The Defendant argues that the Plaintiff's request for the audit trail is a "fishing expedition." To the contrary, the Plaintiff has not offered "a litany of theoretical questions followed by hypothetical speculations calculated to justify a fishing expedition" (Minister, Elders & Deacons of the Reformed Protestant Dutch Church of City of New York v. 198 Broadway, Inc., 59 NY2d 170, 175 ). Rather, the Plaintiff requested the decedent's audit trail, a document the Plaintiff knows must exist because it is mandated by Federal and New York law, for the specific reason of quantifying the level of involvement of the Emergency Department Attending Physician with the decedent's care while she was in the Emergency Department.
Finally, the Defendant argues, relying upon Vargas v Lee, 2015 WL 3857323, 2015 NY Slip Op 31048(U) [Sup Ct, Kings County 2015] for the proposition that the Plaintiff was required to make a showing that the medical records already produced were not authentic before being entitled to receive the audit trail.

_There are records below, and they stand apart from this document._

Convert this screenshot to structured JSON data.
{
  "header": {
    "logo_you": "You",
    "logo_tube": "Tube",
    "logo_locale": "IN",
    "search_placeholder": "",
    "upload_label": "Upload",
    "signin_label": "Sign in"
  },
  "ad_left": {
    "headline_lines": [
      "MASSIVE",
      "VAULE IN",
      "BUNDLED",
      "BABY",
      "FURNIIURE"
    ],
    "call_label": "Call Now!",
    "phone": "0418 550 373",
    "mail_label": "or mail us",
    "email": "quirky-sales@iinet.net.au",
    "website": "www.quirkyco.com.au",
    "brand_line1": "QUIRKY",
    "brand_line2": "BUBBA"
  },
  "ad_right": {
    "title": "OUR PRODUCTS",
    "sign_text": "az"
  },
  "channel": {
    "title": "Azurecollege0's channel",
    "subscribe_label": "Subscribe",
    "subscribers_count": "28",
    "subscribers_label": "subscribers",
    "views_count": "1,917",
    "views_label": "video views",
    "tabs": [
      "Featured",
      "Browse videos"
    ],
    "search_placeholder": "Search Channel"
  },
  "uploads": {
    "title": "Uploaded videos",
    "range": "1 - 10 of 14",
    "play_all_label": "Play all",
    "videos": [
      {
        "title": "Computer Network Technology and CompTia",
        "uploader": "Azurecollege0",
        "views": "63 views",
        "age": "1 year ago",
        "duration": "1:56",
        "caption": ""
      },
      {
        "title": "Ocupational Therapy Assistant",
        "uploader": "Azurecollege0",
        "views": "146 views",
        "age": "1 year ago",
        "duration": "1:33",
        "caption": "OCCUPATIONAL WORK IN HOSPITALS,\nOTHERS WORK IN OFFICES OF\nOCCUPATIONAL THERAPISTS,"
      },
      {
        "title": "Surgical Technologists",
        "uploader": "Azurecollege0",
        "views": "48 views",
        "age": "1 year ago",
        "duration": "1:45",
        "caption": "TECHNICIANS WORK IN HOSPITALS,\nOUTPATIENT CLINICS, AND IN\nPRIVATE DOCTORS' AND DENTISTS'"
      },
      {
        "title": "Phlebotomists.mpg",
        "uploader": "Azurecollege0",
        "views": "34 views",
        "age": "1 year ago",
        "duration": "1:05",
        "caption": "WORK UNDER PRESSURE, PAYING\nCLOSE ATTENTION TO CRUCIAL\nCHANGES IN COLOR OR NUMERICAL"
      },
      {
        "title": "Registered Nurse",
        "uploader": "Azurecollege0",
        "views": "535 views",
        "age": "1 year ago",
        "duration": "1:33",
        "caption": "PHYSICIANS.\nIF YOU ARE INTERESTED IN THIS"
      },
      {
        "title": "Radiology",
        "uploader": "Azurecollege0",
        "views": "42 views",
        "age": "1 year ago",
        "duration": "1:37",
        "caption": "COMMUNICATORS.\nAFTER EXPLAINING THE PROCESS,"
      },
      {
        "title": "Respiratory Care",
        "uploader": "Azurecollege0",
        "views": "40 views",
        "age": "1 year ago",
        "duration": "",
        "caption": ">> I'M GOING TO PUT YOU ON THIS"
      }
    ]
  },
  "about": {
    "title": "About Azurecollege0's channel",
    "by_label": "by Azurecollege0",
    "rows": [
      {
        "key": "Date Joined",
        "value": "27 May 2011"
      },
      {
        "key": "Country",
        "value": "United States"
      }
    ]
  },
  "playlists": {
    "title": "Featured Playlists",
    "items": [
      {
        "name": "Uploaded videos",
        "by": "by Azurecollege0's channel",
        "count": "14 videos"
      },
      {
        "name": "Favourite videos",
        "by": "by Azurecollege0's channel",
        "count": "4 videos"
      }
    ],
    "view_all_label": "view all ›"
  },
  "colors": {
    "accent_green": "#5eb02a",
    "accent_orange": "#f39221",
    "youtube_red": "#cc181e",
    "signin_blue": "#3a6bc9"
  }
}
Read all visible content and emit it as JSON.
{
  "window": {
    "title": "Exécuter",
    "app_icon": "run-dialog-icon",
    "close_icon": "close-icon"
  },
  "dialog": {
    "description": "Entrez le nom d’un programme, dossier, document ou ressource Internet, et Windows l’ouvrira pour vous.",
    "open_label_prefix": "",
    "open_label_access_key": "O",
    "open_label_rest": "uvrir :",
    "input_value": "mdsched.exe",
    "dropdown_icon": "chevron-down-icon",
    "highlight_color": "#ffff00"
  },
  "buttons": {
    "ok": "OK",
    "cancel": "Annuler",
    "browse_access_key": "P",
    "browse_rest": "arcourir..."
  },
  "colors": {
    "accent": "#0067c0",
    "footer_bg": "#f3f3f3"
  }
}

Vargas specifically addressed the production of an audit trail for the plaintiff's medical records. The court applying, The Sedona Principles-Second Edition: Best Practices Recommendations and Principles for Addressing Electronic Document Production (Sedona Conference Working Group Series 2007) and Aguilar v. Immigration & Customs Enf't Div. of U.S. Dep't of Homeland Sec., 255 F.R.D. 350, 354 [SDNY 2008] held that the audit trail was "system metadata," that system metadata is not typically disclosed, and that the plaintiff did not make an adequate showing challenging the sufficiency and authenticity of the medical records already produced (Vargas v Lee, 2015 WL 3857323 at *2).
In discussing system metadata, the Aguilar court noted system metadata is typically not relevant and, therefore, not disclosed, but noted that, "[s]ystem metadata is relevant, however, if the authenticity of a document is questioned or if establishing who received what information and when is important to the claims or defenses of a party" (Aguilar, 255 F.R.D. at 354) [emphasis added]. While the Vargas court concerned itself with the former consideration of relevance, it is the latter consideration which is at issue here.
As the Plaintiff has made a proper request for the audit trail, the Court hereby concludes that the Plaintiff's motion to compel production of the audit trail should be granted.
Based upon all the papers submitted in support and in opposition to this motion and in accordance with the above Decision, and after due deliberation, it is hereby
ORDERED that the Plaintiff's motion for an order compelling the Defendant to produce the audit trail of the decedent, which was requested in the Plaintiff's Third Notice For Discovery and Inspection is GRANTED; and it is further
ORDERED that the Defendant produce the audit trail within thirty (30) days of this Decision and Order.
Dated: March 24, 2016
Hon. Daniel J. Doyle, JSC